    Historians counted that during his life, Dracula killed thousands of people, begging with the number of 40000 at least and 100000 at the high. Most of the victims were from the capital of Wallachia, Targoviste, the city where the prince himself lived, according to the chronic, when Turkish finally reached the capital; they found the famous Stake Forest, rows of bodies of Turkish soldiers picked at pikes.

  2. Dracula’s body was never found

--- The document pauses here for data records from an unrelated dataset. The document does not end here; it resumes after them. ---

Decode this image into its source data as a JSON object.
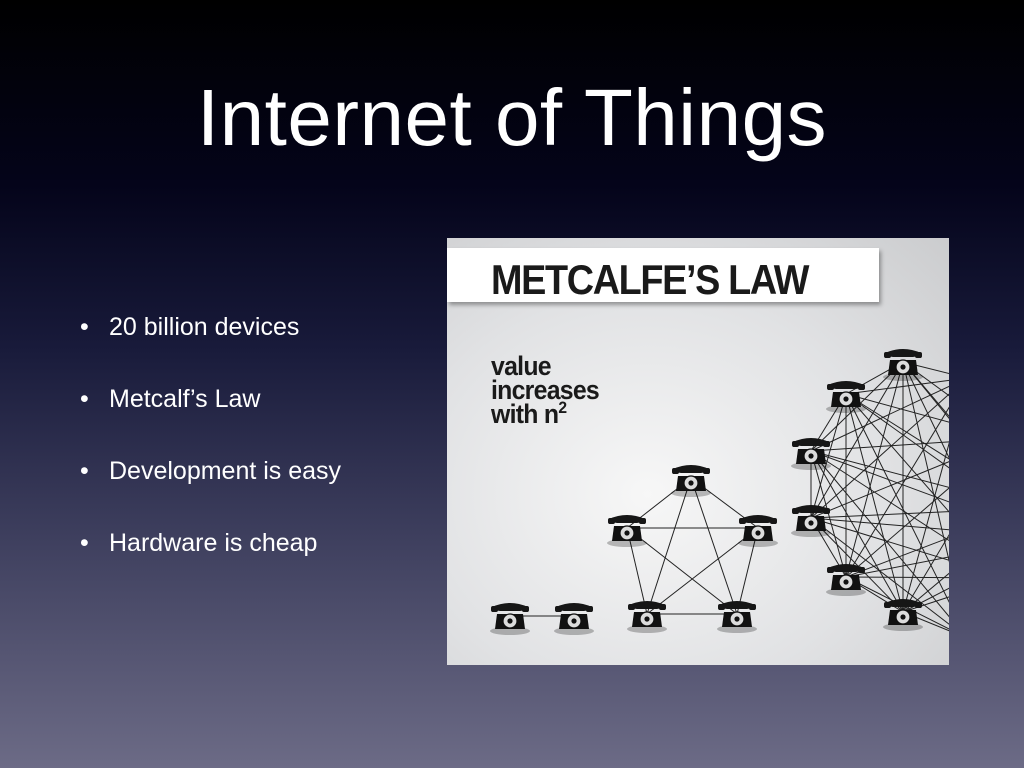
{
  "slide": {
    "title": "Internet of Things",
    "bullet_char": "•",
    "bullets": [
      "20 billion devices",
      "Metcalf’s Law",
      "Development is easy",
      "Hardware is cheap"
    ]
  },
  "figure": {
    "banner": "METCALFE’S LAW",
    "caption_line1": "value",
    "caption_line2": "increases",
    "caption_line3_prefix": "with n",
    "caption_superscript": "2",
    "icon": "rotary-telephone-icon",
    "groups": [
      {
        "name": "two-phone-network",
        "phones": 2
      },
      {
        "name": "five-phone-network",
        "phones": 5
      },
      {
        "name": "twelve-phone-network",
        "phones": 12
      }
    ]
  },
  "colors": {
    "background_top": "#000000",
    "background_bottom": "#6c6b86",
    "text": "#ffffff",
    "figure_text": "#1a1a1a",
    "network_line": "#222222"
  }
}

    As it was known, the leader died during the war with Turkish. Only y the end of Dracula’s life his reputation damaged him and Rumanian soldiers dared to betray the leader. They noticed that Turkish impaled people very seldom rather than their leader and switched the sides. Probably Rumanian soldiers killed Dracula and brought his head to the Turkish sultan. The latter pierced the head and hanged it in one of the rooms of his palace. People said that the body of Dracula was buried at the cemetery near a monastery of Bucharest. According to other rumors, his body was never found. People said that the body was buried but soon the remains mystically disappeared. Even if it was true, there was absolutely nothing surprising about the fact, the prince was evidently buried with treasures and the grave could be easily robbed.